■ **EXERCISE REQUIREMENTS**
What follows is a set of records, each of which is to be written out exactly.

■ **EXTRACTED INFORMATION**
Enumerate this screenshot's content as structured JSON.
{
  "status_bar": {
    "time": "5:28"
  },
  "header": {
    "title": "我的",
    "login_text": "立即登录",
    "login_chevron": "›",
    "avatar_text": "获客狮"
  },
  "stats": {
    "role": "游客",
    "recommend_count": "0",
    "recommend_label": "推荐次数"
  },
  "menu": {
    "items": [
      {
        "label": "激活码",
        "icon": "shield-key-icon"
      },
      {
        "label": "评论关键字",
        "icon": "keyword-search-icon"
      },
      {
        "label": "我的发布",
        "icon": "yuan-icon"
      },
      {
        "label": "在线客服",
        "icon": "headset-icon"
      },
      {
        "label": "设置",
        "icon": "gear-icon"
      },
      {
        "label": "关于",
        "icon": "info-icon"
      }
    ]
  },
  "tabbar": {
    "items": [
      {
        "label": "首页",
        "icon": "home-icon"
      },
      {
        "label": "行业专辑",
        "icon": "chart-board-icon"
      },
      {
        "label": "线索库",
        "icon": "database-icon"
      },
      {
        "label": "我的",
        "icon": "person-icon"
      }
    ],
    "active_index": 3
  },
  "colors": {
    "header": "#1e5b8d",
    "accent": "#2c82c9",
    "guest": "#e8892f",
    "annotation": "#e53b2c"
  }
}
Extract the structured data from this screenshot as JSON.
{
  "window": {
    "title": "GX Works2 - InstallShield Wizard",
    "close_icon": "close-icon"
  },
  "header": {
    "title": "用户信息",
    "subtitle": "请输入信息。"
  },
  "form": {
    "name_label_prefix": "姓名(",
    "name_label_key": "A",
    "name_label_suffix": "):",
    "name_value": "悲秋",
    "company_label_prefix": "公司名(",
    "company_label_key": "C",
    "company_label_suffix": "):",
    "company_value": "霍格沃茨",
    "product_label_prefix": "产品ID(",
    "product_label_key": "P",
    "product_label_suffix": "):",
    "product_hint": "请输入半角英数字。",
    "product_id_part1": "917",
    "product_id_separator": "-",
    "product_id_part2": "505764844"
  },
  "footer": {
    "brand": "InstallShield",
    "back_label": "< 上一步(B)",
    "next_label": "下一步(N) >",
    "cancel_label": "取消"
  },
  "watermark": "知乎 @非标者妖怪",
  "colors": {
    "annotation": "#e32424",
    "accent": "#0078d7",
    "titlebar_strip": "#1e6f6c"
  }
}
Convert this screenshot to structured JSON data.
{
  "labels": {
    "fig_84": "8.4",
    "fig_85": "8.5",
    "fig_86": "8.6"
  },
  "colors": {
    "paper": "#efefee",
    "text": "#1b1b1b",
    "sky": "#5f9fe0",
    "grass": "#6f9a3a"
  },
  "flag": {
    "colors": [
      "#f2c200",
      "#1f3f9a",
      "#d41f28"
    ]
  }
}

■ **COMPLETED TASK**
Enumerate this screenshot's content as structured JSON.
{
  "status_bar": {
    "time": "5:28"
  },
  "header": {
    "title": "我的",
    "login_text": "立即登录",
    "login_chevron": "›",
    "avatar_text": "获客狮"
  },
  "stats": {
    "role": "游客",
    "recommend_count": "0",
    "recommend_label": "推荐次数"
  },
  "menu": {
    "items": [
      {
        "label": "激活码",
        "icon": "shield-key-icon"
      },
      {
        "label": "评论关键字",
        "icon": "keyword-search-icon"
      },
      {
        "label": "我的发布",
        "icon": "yuan-icon"
      },
      {
        "label": "在线客服",
        "icon": "headset-icon"
      },
      {
        "label": "设置",
        "icon": "gear-icon"
      },
      {
        "label": "关于",
        "icon": "info-icon"
      }
    ]
  },
  "tabbar": {
    "items": [
      {
        "label": "首页",
        "icon": "home-icon"
      },
      {
        "label": "行业专辑",
        "icon": "chart-board-icon"
      },
      {
        "label": "线索库",
        "icon": "database-icon"
      },
      {
        "label": "我的",
        "icon": "person-icon"
      }
    ],
    "active_index": 3
  },
  "colors": {
    "header": "#1e5b8d",
    "accent": "#2c82c9",
    "guest": "#e8892f",
    "annotation": "#e53b2c"
  }
}
Extract the structured data from this screenshot as JSON.
{
  "window": {
    "title": "GX Works2 - InstallShield Wizard",
    "close_icon": "close-icon"
  },
  "header": {
    "title": "用户信息",
    "subtitle": "请输入信息。"
  },
  "form": {
    "name_label_prefix": "姓名(",
    "name_label_key": "A",
    "name_label_suffix": "):",
    "name_value": "悲秋",
    "company_label_prefix": "公司名(",
    "company_label_key": "C",
    "company_label_suffix": "):",
    "company_value": "霍格沃茨",
    "product_label_prefix": "产品ID(",
    "product_label_key": "P",
    "product_label_suffix": "):",
    "product_hint": "请输入半角英数字。",
    "product_id_part1": "917",
    "product_id_separator": "-",
    "product_id_part2": "505764844"
  },
  "footer": {
    "brand": "InstallShield",
    "back_label": "< 上一步(B)",
    "next_label": "下一步(N) >",
    "cancel_label": "取消"
  },
  "watermark": "知乎 @非标者妖怪",
  "colors": {
    "annotation": "#e32424",
    "accent": "#0078d7",
    "titlebar_strip": "#1e6f6c"
  }
}
Convert this screenshot to structured JSON data.
{
  "labels": {
    "fig_84": "8.4",
    "fig_85": "8.5",
    "fig_86": "8.6"
  },
  "colors": {
    "paper": "#efefee",
    "text": "#1b1b1b",
    "sky": "#5f9fe0",
    "grass": "#6f9a3a"
  },
  "flag": {
    "colors": [
      "#f2c200",
      "#1f3f9a",
      "#d41f28"
    ]
  }
}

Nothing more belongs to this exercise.